Legislative Assembly. He must be 40 or more years old and the permanent
resident of MSAR for at least 20 years. His office term lasts 5 years and one
person can take this position no more than two times. His job is realization of
law, dealing with the budget, formulating administrative regulations, nominating
officials, appointing members in government, etc. The Executive council is
composed of 7 to 11 members. The Council is helping The Chief Executive in
policymaking. Council’s members are appointed by the Chief Executive. The
Legislative Assembly is composed of permanent residents of the Region and the
majority of them are elected. Term of the office is 4 years.

Macau residents like some democracy elements like equal rights,
political participation, civil liberties and agreed with “One Country, Two
Systems”. If we are talking about bilingualism, nowadays, it is legal in Macau,
although about 97% of people in Macau speak Chinese, only 0,7% speak Portuguese
and the rest speak various of different languages. MSAR also has the right to
have its own currency, financial autonomy.

     Politics had influence on economic
position of Macau. In 1999 Macao government was ruled by unexperienced
officials and at the same time there arose a tide of gangland violence. The
Asian economic crisis in 1997 depressed Macau’s casinos which heavily relied on
high-rolled gamblers of Hong Kong. Personal conflicts between gangsters caused
public law and order disruption. Beijing used People’s Liberation army troops
in MSAR as an obvious deterrent against gangland violence. Beijing also allowed
more tourists from mainland to visit Macau in order to recreate
tourism-dependent local economy. It turned out well, restauration proceeded.
MSAR Administration encouraged economic growth as in 2002 it was decided to end
the dominant casino monopoly and liberate its gaming industry by allowing
foreign investors. Since then, Macau’s economy enjoyed a massive GDP (Gross Domestic Product)
growth on a gaming industry boom. In 2011, Macau’s GDP was more than twice as
big as in 1999. The unemployment rate dropped from 6.8% in 2000 to 2% in 2012.
China’s Macau became “Las Vegas of the East” and in 2007 it actually overcame
the real Las Vegas by the total gambling income which reached US $10,3 billion.
However, this quickly growing economy brought some disadvantages, too. People
were angry about rapidly changing socioeconomic position of the island-city

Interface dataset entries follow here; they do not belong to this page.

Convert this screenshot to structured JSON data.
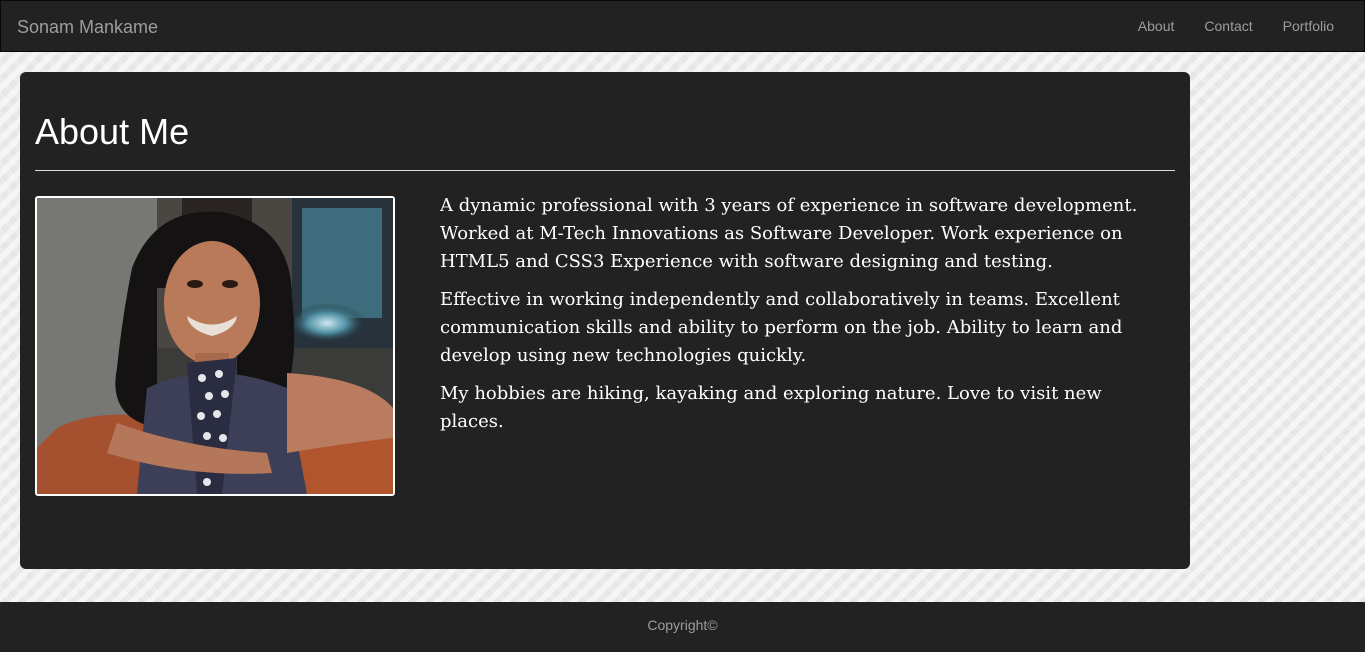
{
  "navbar": {
    "brand": "Sonam Mankame",
    "links": [
      "About",
      "Contact",
      "Portfolio"
    ]
  },
  "main": {
    "heading": "About Me",
    "paragraphs": [
      "A dynamic professional with 3 years of experience in software development. Worked at M-Tech Innovations as Software Developer. Work experience on HTML5 and CSS3 Experience with software designing and testing.",
      "Effective in working independently and collaboratively in teams. Excellent communication skills and ability to perform on the job. Ability to learn and develop using new technologies quickly.",
      "My hobbies are hiking, kayaking and exploring nature. Love to visit new places."
    ]
  },
  "footer": {
    "text": "Copyright©"
  },
  "colors": {
    "navbar_bg": "#222222",
    "panel_bg": "#222222",
    "nav_text": "#9d9d9d",
    "body_text": "#ffffff",
    "page_bg": "#ebebeb"
  }
}
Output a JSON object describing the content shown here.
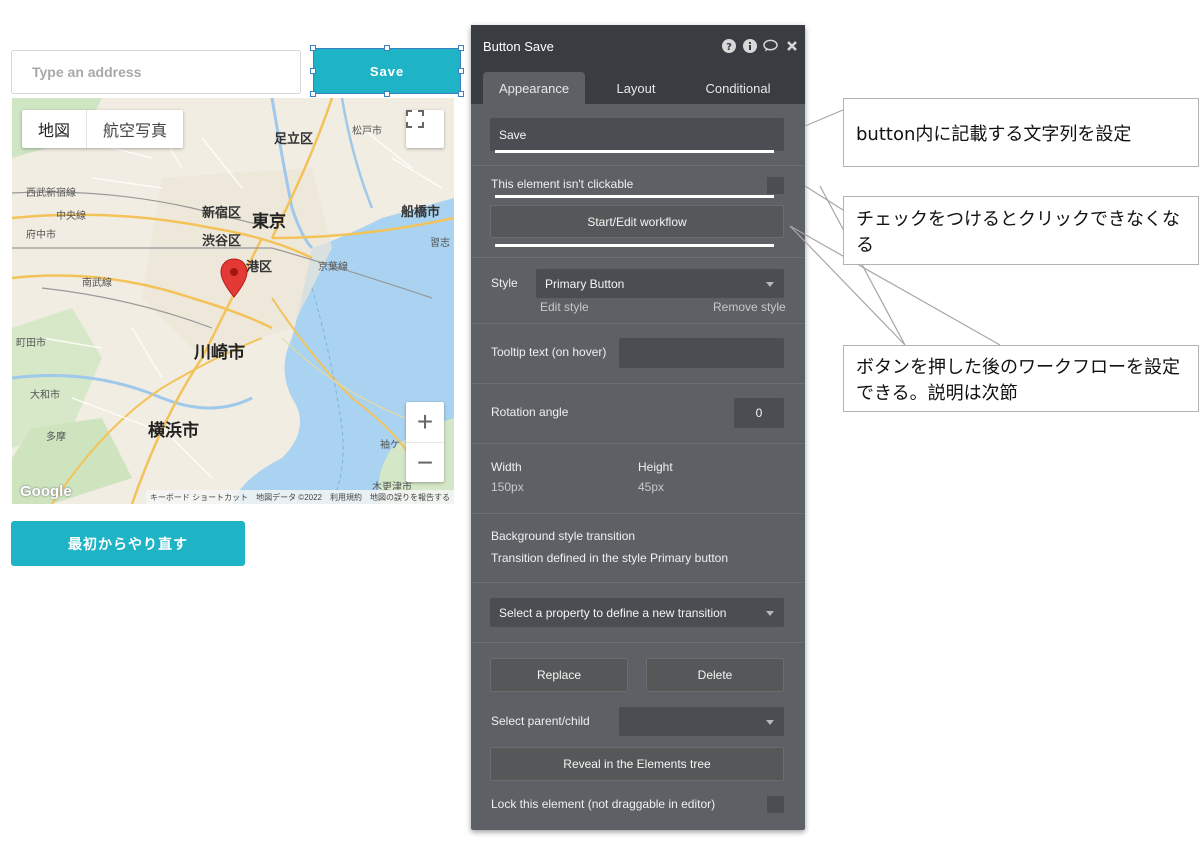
{
  "canvas": {
    "address_input": {
      "placeholder": "Type an address"
    },
    "save_button": {
      "label": "Save"
    },
    "restart_button": {
      "label": "最初からやり直す"
    },
    "map": {
      "type_controls": {
        "map": "地図",
        "satellite": "航空写真"
      },
      "zoom_in": "+",
      "zoom_out": "−",
      "labels": {
        "tokyo": "東京",
        "shinjuku": "新宿区",
        "shibuya": "渋谷区",
        "minato": "港区",
        "adachi": "足立区",
        "matsudo": "松戸市",
        "funabashi": "船橋市",
        "kawasaki": "川崎市",
        "yokohama": "横浜市",
        "nishitokyo": "西武新宿線",
        "chuosen": "中央線",
        "fuchu": "府中市",
        "nambu": "南武線",
        "keiyo": "京葉線",
        "machida": "町田市",
        "yamato": "大和市",
        "narashino": "習志",
        "kisarazu": "木更津市",
        "sodegaura": "袖ケ",
        "tama": "多摩"
      },
      "google_logo": "Google",
      "attribution": [
        "キーボード ショートカット",
        "地図データ ©2022",
        "利用規約",
        "地図の誤りを報告する"
      ]
    }
  },
  "panel": {
    "title": "Button Save",
    "header_icons": [
      "help-icon",
      "info-icon",
      "comment-icon",
      "close-icon"
    ],
    "tabs": [
      "Appearance",
      "Layout",
      "Conditional"
    ],
    "text_field": "Save",
    "not_clickable_label": "This element isn't clickable",
    "workflow_button": "Start/Edit workflow",
    "style": {
      "label": "Style",
      "value": "Primary Button",
      "edit": "Edit style",
      "remove": "Remove style"
    },
    "tooltip_label": "Tooltip text (on hover)",
    "rotation": {
      "label": "Rotation angle",
      "value": "0"
    },
    "width": {
      "label": "Width",
      "value": "150px"
    },
    "height": {
      "label": "Height",
      "value": "45px"
    },
    "transition": {
      "title": "Background style transition",
      "desc": "Transition defined in the style Primary button",
      "select": "Select a property to define a new transition"
    },
    "replace": "Replace",
    "delete": "Delete",
    "parent_child": "Select parent/child",
    "reveal": "Reveal in the Elements tree",
    "lock": "Lock this element (not draggable in editor)"
  },
  "callouts": {
    "text": "button内に記載する文字列を設定",
    "clickable": "チェックをつけるとクリックできなくなる",
    "workflow_line1": "ボタンを押した後のワークフローを設定",
    "workflow_line2": "できる。説明は次節"
  },
  "colors": {
    "accent": "#1fb3c6",
    "panel_bg": "#5d6064",
    "panel_header": "#393c40",
    "selection": "#3b7fc4"
  }
}
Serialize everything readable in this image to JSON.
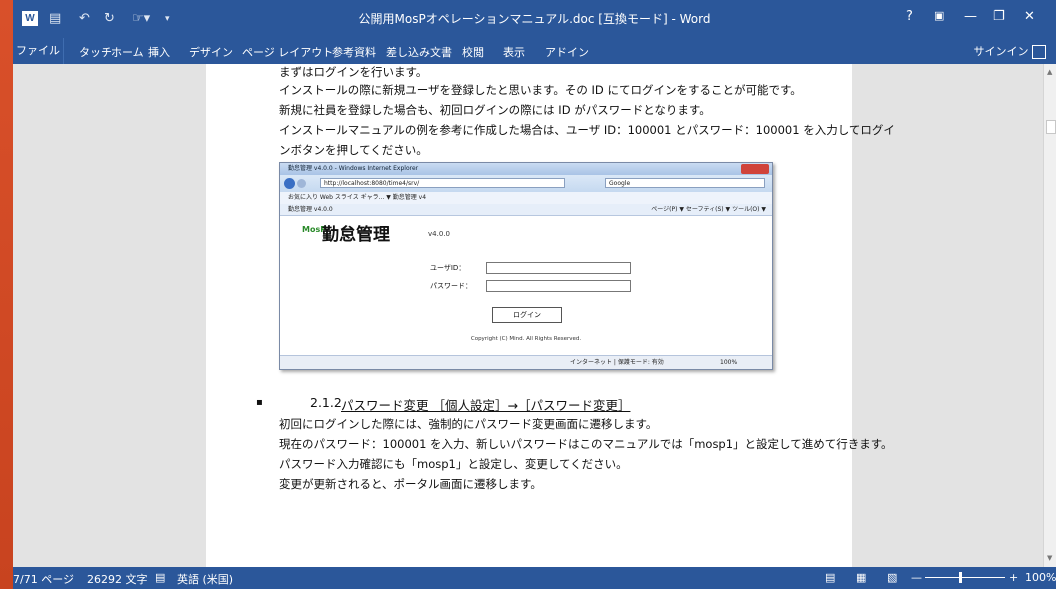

that threatened their livelihood, for example sky-rocketing property rent or
price. Ill-coordinated economy with dominating gaming sector caused price
inflation, infrastructure overload, environment decline and life quality
deterioration. Moreover, what worsened the situation is that some corruption
cases got revealed and it decreased public confidence in MSAR’s government
officials. In order to ensure a positive transformation, there were some
changes made which included taxes, welfare benefits, medical care, and most
importantly, direct cash payment. If conducting these changes properly, it
would lead to Macau’s social and administrative advancement. Right now, Macau’s
economy relies mostly on tourism and gambling.